For the Rangers, however, Washington now has Holland and probably No. 1 starter C.J. Wilson both available for relief work in addition to his normal bullpen crew. Wilson, a converted reliever who has 52 career saves, is no stranger to the role and would been a lefthanded weapon. Much of his struggles this postseason have come against righties, who are batting .298 with a .438 on-base percentage while lefties have been held to a paltry .235 average and the same number OBP, as Wilson hasn't walked any lefty in 17 at bats.
Both clubs have a key middle-of-the-order hitter that has been slowed this World Series. For the Rangers, it's Josh Hamilton, who acknowledged that his groin strain would have landed him on the disabled list if this were the regular season. He's 3-for-19 (.158) with two singles and a double.
For the Cardinals, it's Matt Holliday, who was clear in saying that he's "fine" after missing time earlier this postseason with a hand injury, though his performance at the plate -- and his manager -- say otherwise. Holliday is 3-for-18 (.167), also with two singles and a double.
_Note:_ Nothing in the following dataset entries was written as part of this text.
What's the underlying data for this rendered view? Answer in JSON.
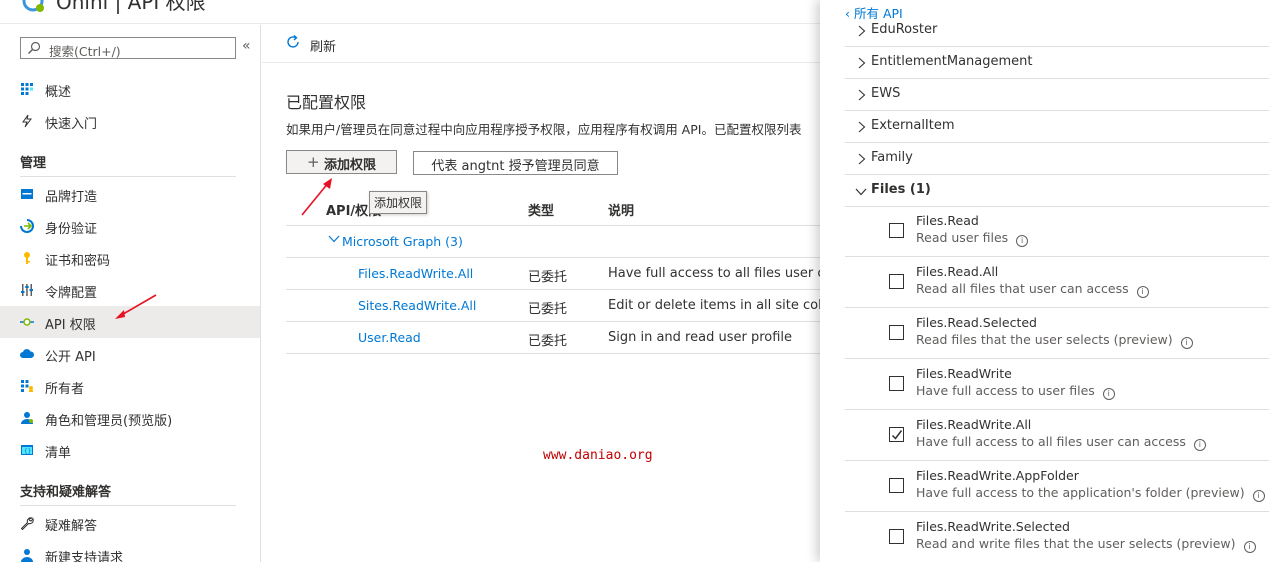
{
  "header": {
    "title": "Onini | API 权限"
  },
  "sidebar": {
    "search_placeholder": "搜索(Ctrl+/)",
    "collapse_glyph": "«",
    "top_items": [
      {
        "label": "概述",
        "icon": "grid-icon"
      },
      {
        "label": "快速入门",
        "icon": "lightning-icon"
      }
    ],
    "section_manage": "管理",
    "manage_items": [
      {
        "label": "品牌打造",
        "icon": "branding-icon"
      },
      {
        "label": "身份验证",
        "icon": "authentication-icon"
      },
      {
        "label": "证书和密码",
        "icon": "key-icon"
      },
      {
        "label": "令牌配置",
        "icon": "token-config-icon"
      },
      {
        "label": "API 权限",
        "icon": "api-permissions-icon",
        "active": true
      },
      {
        "label": "公开 API",
        "icon": "cloud-icon"
      },
      {
        "label": "所有者",
        "icon": "owners-icon"
      },
      {
        "label": "角色和管理员(预览版)",
        "icon": "roles-icon"
      },
      {
        "label": "清单",
        "icon": "manifest-icon"
      }
    ],
    "section_support": "支持和疑难解答",
    "support_items": [
      {
        "label": "疑难解答",
        "icon": "wrench-icon"
      },
      {
        "label": "新建支持请求",
        "icon": "support-person-icon"
      }
    ]
  },
  "toolbar": {
    "refresh_label": "刷新"
  },
  "main": {
    "title": "已配置权限",
    "description": "如果用户/管理员在同意过程中向应用程序授予权限，应用程序有权调用 API。已配置权限列表",
    "add_button": "添加权限",
    "consent_button": "代表 angtnt 授予管理员同意",
    "tooltip": "添加权限",
    "columns": {
      "api": "API/权限",
      "type": "类型",
      "desc": "说明"
    },
    "group": "Microsoft Graph (3)",
    "rows": [
      {
        "name": "Files.ReadWrite.All",
        "type": "已委托",
        "desc": "Have full access to all files user can ac"
      },
      {
        "name": "Sites.ReadWrite.All",
        "type": "已委托",
        "desc": "Edit or delete items in all site collectio"
      },
      {
        "name": "User.Read",
        "type": "已委托",
        "desc": "Sign in and read user profile"
      }
    ]
  },
  "watermark": "www.daniao.org",
  "panel": {
    "back_label": "所有 API",
    "apis": [
      "EduRoster",
      "EntitlementManagement",
      "EWS",
      "ExternalItem",
      "Family"
    ],
    "expanded_api": "Files (1)",
    "permissions": [
      {
        "name": "Files.Read",
        "desc": "Read user files",
        "checked": false
      },
      {
        "name": "Files.Read.All",
        "desc": "Read all files that user can access",
        "checked": false
      },
      {
        "name": "Files.Read.Selected",
        "desc": "Read files that the user selects (preview)",
        "checked": false
      },
      {
        "name": "Files.ReadWrite",
        "desc": "Have full access to user files",
        "checked": false
      },
      {
        "name": "Files.ReadWrite.All",
        "desc": "Have full access to all files user can access",
        "checked": true
      },
      {
        "name": "Files.ReadWrite.AppFolder",
        "desc": "Have full access to the application's folder (preview)",
        "checked": false
      },
      {
        "name": "Files.ReadWrite.Selected",
        "desc": "Read and write files that the user selects (preview)",
        "checked": false
      }
    ],
    "info_glyph": "i"
  },
  "colors": {
    "accent": "#0078d4",
    "annotation_arrow": "#e81123",
    "watermark": "#c00000",
    "active_nav": "#edebe9"
  }
}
"I think the biggest thing is he missed some at-bats leading up to the crunch," La Russa said," and in the crunch, and all of a sudden it's the most pressure you've faced all year long. I do think he's healthy right now, but he's trying to catch up. It's a tough time to catch up."
Said Holliday, "I've had some good at-bats and I feel pretty good about where I'm at."
An extra day off may not make a difference for either player, but it certainly doesn't hurt.